---------- Records for processing

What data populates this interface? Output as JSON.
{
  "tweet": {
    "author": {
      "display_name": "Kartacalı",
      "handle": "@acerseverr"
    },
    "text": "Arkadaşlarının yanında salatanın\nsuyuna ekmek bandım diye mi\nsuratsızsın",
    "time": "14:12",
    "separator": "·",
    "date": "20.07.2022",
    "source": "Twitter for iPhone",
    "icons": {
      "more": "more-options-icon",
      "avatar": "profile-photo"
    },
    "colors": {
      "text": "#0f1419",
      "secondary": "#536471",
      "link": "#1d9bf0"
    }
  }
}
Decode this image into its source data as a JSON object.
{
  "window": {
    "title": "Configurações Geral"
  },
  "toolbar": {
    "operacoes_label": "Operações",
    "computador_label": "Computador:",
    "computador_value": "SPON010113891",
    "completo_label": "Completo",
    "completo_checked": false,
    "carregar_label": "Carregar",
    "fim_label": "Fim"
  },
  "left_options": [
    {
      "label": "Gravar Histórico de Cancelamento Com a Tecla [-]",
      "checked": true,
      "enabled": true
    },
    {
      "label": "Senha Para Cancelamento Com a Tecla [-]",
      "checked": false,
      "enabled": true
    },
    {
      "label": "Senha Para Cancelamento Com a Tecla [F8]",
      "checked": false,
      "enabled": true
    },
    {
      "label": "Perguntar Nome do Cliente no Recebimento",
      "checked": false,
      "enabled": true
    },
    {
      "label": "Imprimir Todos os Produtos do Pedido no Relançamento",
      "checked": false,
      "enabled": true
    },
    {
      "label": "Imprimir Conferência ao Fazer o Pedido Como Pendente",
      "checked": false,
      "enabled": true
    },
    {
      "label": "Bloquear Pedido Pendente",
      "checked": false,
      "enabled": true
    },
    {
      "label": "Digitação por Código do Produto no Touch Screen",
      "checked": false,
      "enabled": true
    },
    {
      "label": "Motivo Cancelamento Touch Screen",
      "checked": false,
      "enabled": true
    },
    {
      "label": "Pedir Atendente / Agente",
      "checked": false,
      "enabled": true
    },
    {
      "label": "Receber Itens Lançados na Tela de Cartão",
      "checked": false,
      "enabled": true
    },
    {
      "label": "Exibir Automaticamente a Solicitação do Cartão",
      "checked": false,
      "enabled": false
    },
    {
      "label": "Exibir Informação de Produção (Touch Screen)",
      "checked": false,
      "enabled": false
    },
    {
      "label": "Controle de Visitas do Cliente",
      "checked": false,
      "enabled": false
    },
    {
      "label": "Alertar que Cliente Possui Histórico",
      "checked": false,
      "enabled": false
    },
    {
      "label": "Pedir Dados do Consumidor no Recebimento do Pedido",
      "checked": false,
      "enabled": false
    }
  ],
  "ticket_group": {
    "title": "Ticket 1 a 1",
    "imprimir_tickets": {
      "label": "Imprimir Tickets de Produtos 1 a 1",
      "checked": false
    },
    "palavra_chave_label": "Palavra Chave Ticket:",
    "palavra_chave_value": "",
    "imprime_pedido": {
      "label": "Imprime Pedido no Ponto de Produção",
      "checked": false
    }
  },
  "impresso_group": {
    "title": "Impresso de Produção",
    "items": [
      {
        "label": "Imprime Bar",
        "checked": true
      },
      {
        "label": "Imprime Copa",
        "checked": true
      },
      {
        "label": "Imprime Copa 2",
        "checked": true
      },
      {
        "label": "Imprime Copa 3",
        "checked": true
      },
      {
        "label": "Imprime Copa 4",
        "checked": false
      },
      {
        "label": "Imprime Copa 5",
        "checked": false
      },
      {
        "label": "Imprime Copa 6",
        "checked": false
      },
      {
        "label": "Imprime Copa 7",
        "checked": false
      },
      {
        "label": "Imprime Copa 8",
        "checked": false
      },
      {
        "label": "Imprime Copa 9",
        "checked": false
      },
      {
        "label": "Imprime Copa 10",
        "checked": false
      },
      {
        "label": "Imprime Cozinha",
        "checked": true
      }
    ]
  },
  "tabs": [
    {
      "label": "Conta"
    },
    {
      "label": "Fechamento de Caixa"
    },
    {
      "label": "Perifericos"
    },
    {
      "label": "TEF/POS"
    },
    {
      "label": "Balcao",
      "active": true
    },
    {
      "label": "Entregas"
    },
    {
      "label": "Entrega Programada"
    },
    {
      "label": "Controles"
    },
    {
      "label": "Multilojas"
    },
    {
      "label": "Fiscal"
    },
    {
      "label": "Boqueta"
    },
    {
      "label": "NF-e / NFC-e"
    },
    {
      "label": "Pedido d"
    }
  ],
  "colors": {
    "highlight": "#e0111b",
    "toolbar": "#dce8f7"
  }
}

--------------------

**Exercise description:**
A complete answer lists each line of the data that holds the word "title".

**Exercise output:**
    "title": "Configurações Geral"
    "title": "Ticket 1 a 1",
    "title": "Impresso de Produção",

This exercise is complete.